## Input for this task
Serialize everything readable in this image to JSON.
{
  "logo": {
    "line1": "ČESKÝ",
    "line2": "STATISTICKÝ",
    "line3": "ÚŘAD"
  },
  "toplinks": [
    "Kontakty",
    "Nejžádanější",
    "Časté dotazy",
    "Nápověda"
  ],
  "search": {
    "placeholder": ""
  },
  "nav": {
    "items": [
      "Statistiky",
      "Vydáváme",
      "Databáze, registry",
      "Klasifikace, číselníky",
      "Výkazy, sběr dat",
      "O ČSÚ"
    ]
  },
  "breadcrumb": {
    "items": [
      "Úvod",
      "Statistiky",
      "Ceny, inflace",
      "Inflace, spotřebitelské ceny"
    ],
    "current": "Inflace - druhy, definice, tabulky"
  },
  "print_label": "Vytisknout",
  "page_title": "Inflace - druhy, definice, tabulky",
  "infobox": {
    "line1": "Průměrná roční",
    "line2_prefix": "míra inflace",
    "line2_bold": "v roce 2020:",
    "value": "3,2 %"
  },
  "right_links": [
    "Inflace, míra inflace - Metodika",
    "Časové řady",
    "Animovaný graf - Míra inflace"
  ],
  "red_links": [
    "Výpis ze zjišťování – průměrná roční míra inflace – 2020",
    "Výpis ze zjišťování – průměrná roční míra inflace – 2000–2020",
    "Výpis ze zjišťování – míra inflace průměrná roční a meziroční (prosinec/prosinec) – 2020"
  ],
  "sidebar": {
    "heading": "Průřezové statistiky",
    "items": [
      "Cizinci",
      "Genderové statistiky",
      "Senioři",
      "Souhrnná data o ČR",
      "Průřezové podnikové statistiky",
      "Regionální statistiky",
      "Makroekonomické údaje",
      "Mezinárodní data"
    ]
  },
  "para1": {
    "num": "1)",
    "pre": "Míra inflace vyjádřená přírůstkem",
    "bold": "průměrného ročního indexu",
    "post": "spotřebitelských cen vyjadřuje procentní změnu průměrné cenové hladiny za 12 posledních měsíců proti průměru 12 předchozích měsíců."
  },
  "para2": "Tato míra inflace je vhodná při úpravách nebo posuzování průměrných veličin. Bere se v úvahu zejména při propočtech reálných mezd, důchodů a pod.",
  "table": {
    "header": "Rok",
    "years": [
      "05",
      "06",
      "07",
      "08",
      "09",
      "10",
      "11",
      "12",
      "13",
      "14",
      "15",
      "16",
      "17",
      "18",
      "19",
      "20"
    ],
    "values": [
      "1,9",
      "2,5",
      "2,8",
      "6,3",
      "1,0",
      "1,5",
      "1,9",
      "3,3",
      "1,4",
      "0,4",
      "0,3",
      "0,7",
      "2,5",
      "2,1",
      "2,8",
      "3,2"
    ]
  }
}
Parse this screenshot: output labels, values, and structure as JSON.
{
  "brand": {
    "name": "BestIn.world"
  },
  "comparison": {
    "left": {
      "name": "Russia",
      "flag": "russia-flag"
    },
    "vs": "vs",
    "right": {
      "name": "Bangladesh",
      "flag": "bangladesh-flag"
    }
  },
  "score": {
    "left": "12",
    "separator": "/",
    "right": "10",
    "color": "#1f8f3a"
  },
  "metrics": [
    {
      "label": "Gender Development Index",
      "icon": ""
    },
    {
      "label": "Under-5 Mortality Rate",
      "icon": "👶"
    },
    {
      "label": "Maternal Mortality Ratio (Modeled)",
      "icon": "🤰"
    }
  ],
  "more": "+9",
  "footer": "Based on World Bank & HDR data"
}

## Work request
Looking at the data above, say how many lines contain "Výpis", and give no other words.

## The answer
3